Did the protestors even know who Cervantes was? It's impossible to know. Perhaps his "crime" was being a white man, although that is not even known for sure, and Cervantes may have been descended from Spain's large Sephardic Jewish population, as was the case for many Spaniards whose ancestors had been "encouraged" to convert to Christianity in the fifteenth and sixteenth century.
Crowd beat up on the statue after and tagged it, plus a nearby statue of Cervantes for good measure pic.twitter.com/F7foXW1ez6— Joe Rivano Barros (@jrivanob) June 20, 2020
The great irony here, however, is that Cervantes, unlike every person "protesting" Cervantes's image, knew what it was like to be a slave. As described by Fiona MacDonald for the BBC:
In 1575, after fighting in military campaigns against the Turks in the Mediterranean, the Spaniard was captured by Barbary pirates and taken to Algiers. There, he was kept as a slave for five years. When he was freed – with a ransom raised by Trinitarian friars attached to the convent he was to be buried beneath – he had become the man who would write one of the greatest novels in history.

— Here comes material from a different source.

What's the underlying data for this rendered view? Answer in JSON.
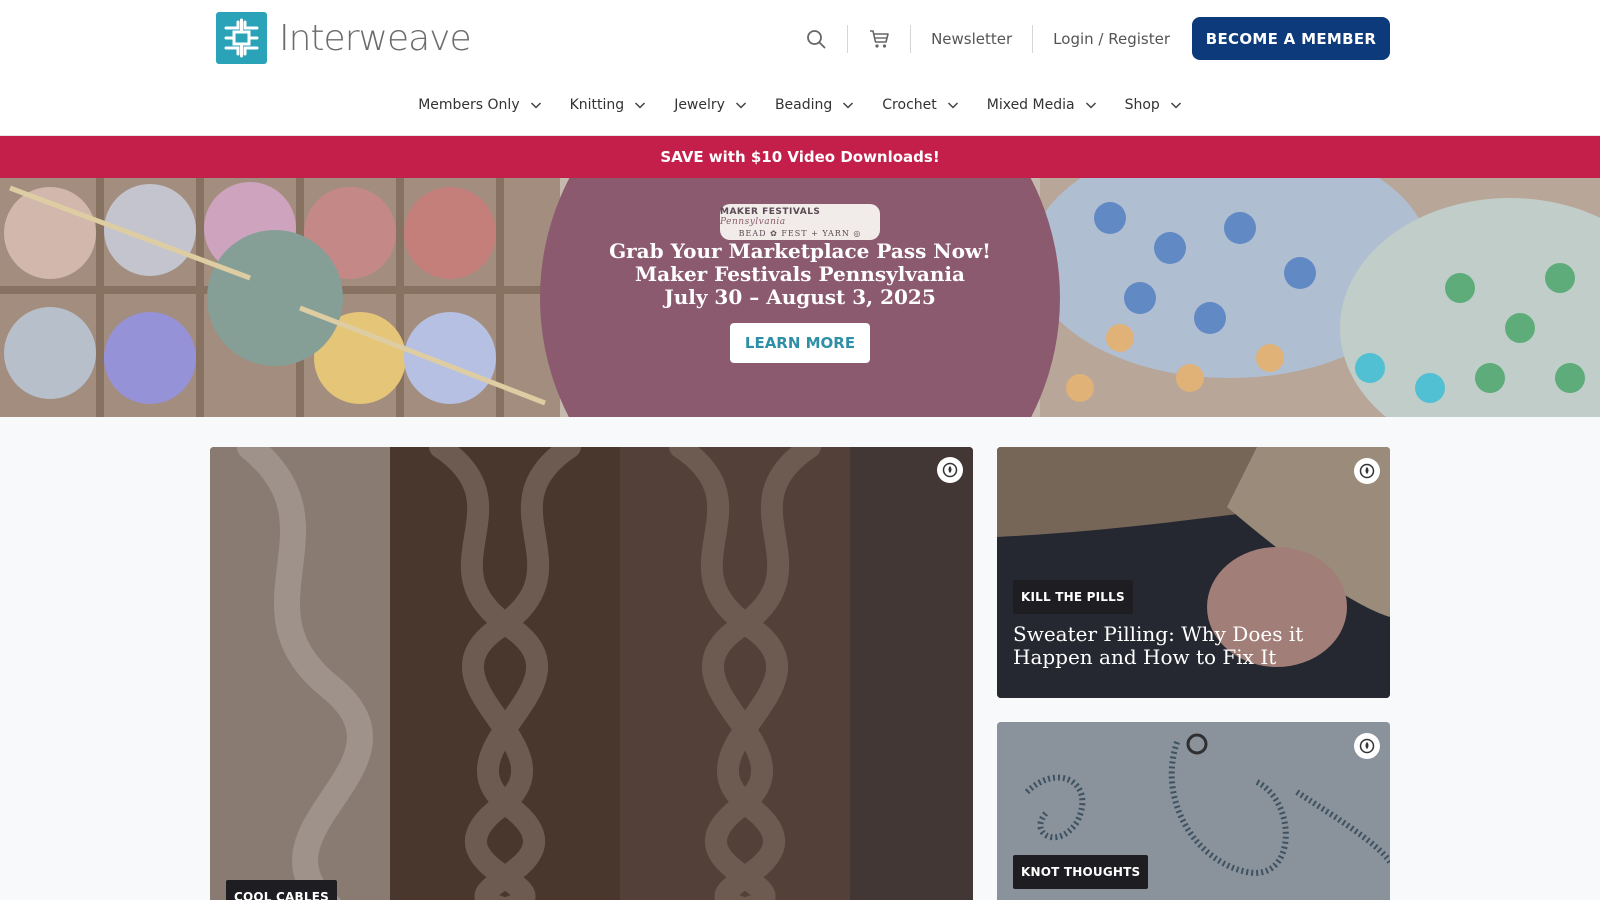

“His five-year captivity in Algiers left an indelible impression on his fiction,” Cervantes scholar María Antonia Garcés tells BBC Culture. “From the first works written after his liberation, such as the play Life in Algiers (c. 1581-1583) and his novel La Galatea (1585), to his posthumous book The Trials of Persiles and Sigismunda (1617), the story of this traumatic experience continuously speaks through his work.”
Cervantes was just one of countless Europeans enslaved by slave traders (especially the Muslim Barbary Pirates) over the centuries, kidnapped in coastal raids by pirates along the coasts of Italy, Britain, Ireland, and the eastern Mediterranean. Saint Patrick, of course, had been enslaved in such a way, by Irish pirates.
Such nuances of history, of course, matter nothing to the protestors or indeed to Americans in general. The average American (whether white, black, Left, or Right) knows about as much about the sixteenth century (or any century before the twenthieth) as he knows about the intricacies of astrophysics.
So we should not be surprised that the protestors are also vandalizing statues of abolitionists, such as happened to a memorial for Philadelphia abolitionist Mathias Baldwin.